Julia’s marriage to James led to her being disowned by her entire family. I can’t imagine how this must have felt. Not being able to see or communicate with your parents or siblings must have hurt her immensely. To be rendered invisible by your own flesh and blood must have felt like being exiled. I know Julia wished that her whole family could be reunited at some point.
For an interracial couple, living together in Boston was very difficult. To stop from being harassed, James made the choice to move his family from Boston to Stoughton,MA, about a half-hour south of Boston. He purchased a farm and built a store on his property. The people in town used to refer to him as the “Old Indian” which is the only physical description we have of him. Life was good for a time. But, then Julia contracted tuberculosis.
Julia passed away on April 2, 1905 leaving a grieving husband and 6 small children. My aunt said she still possess the receipts from her funeral which included a horse drawn carriage. None of her own family attended her funeral, but two male family members —one was her brother— went to James’ farm after her death and wanted to take the white looking children, including my great-grandmother who was 6 years old. Of course, James told them where they could go. In the 1910 census, we see that he hired a caretaker to look after the kids while he was working.
Over a year ago, my cousin Andrea found a 2nd marriage certificate for James and Julia that documented their official marriage in Boston on February 28, 1905. I get emotional thinking that, as Julia lay on her deathbed, she was trying to guarantee that the lives of her children would be protected and they would remain with their father. James and Julia also switched their religion from being Catholic to being Episcopalian. Apparently, the Catholic Church would not allow a widower to keep his children with him. I admire the length to which my 2nd great-grandparents went to keep keep their family together. This was true love.
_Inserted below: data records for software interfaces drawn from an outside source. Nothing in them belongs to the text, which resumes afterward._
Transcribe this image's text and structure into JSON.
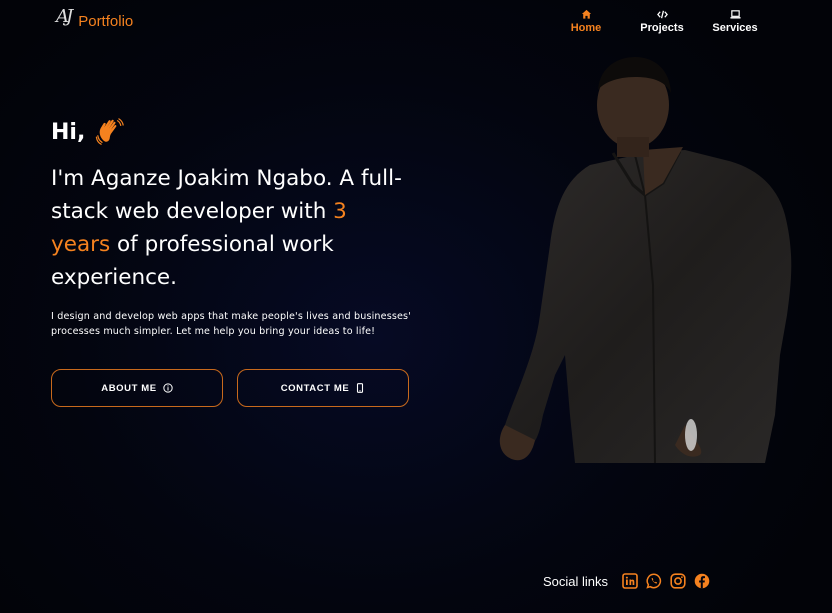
{
  "logo": {
    "mark": "AJ",
    "text": "Portfolio"
  },
  "nav": {
    "items": [
      {
        "label": "Home",
        "icon": "home-icon",
        "active": true
      },
      {
        "label": "Projects",
        "icon": "code-icon",
        "active": false
      },
      {
        "label": "Services",
        "icon": "laptop-icon",
        "active": false
      }
    ]
  },
  "hero": {
    "greeting": "Hi,",
    "headline_pre": "I'm Aganze Joakim Ngabo. A full-stack web developer with ",
    "headline_accent": "3 years",
    "headline_post": " of professional work experience.",
    "description": "I design and develop web apps that make people's lives and businesses' processes much simpler. Let me help you bring your ideas to life!"
  },
  "buttons": {
    "about_label": "ABOUT ME",
    "contact_label": "CONTACT ME"
  },
  "social": {
    "label": "Social links",
    "icons": [
      "linkedin-icon",
      "whatsapp-icon",
      "instagram-icon",
      "facebook-icon"
    ]
  },
  "colors": {
    "accent": "#f5821f",
    "background": "#03050f",
    "text": "#ffffff"
  }
}
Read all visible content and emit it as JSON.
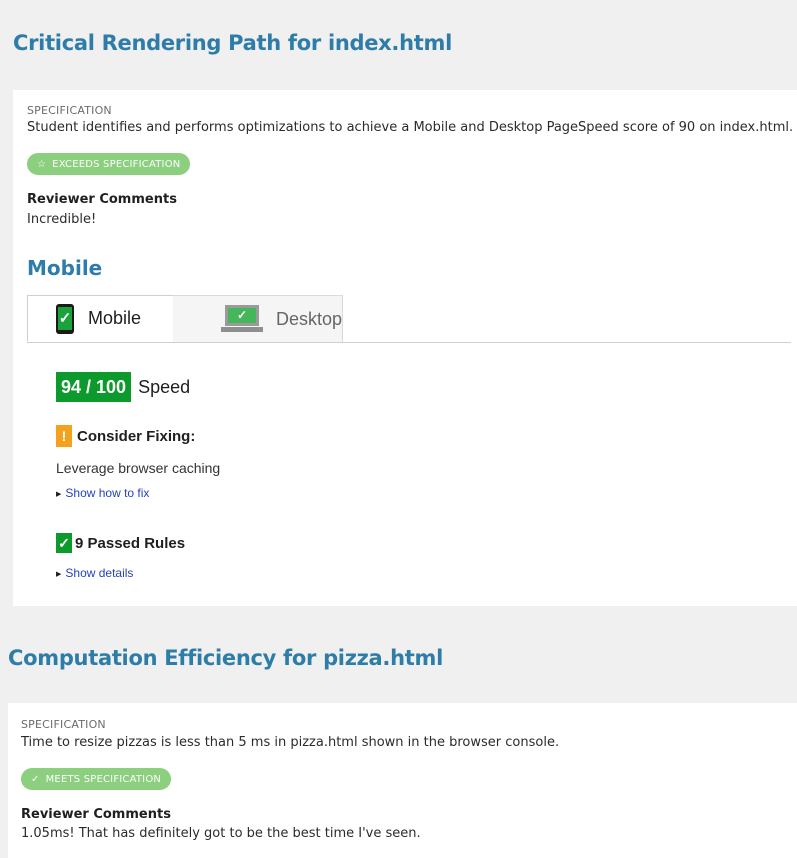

Fast Forward to 1978:
I was 11years old when I asked my grandmother, Why do we celebrate St. Patrick’s Day? We always ate a boiled dinner on that day and I remember thinking that I wasn’t Irish, not with this brown skin (LOL), and I wondered why we were eating Irish food. My Nana’s response was, “Just look at your great-grandmother. ” Now, I knew what my Nana Fischer looked like, but, up until that time, she was just Nana Fischer. I never looked at her through a racial lens until that day. It was then that I learned about Julia. My great-grandmother never talked about her mother much as she died when she was very young. But, my Nana Fischer must have remembered her St. Patrick’s Day celebrations with her mom because that was what got passed down to us. And I am very thankful for that.
Fast Forward to January 2013:
I just just received my 23amdme.com DNA test results. I had been anticipating finding some of my Irish-American DNA cousins. I had also been debating how to bring up the disowning issue. When I got my results, the first surname I looked up was Linnehan/Lennihan. There was only one DNA cousin that had that surname and it was M. Dawn Terrell. I decide to reach our to her.
I sent Dawn an email that described my descent from the Linnehans. I also mentioned how Julia was disowned by her family and how my Nana Fischer clung to what little Irish culture she remembered. I also expressed how happy I was to have made contact with my Irish-American cousins.
Here was part of Dawn’s reply verbatim:
"It sounds as if Julia and James had a really strong bond, as they went to a lot of trouble to be together despite the discrimination against them as an interracial couple. Interesting that the Linnehans were so against their union, and yet here are two of their descendants, both interracial, connecting all these many generations later! And it sounds like the one thing that was passed down in both our families was a respect for the Linnehan's Irish heritage."
It turns out that Dawn and I are 3rd cousins 1X removed. Her great-grandmother Annie (my 2nd great aunt) and Julia were sisters. Dawn is the only DNA cousin whom I have found that I have a paper trail for too. She is also one of my highest matches on 23andme, FTDNA, AncestryDNA and Gedmatch. Every time I see her name, I smile knowing that she is the link to my Irish-American ancestry.
So, three generations later, the descendants of Julia and Annie are back together again. I truly believe that Julia is smiling down on us knowing that her wish has been granted.
Fast Forward to November 2013:
I found out through AncestryDNA that I am 13% Irish. Julia will always be with me.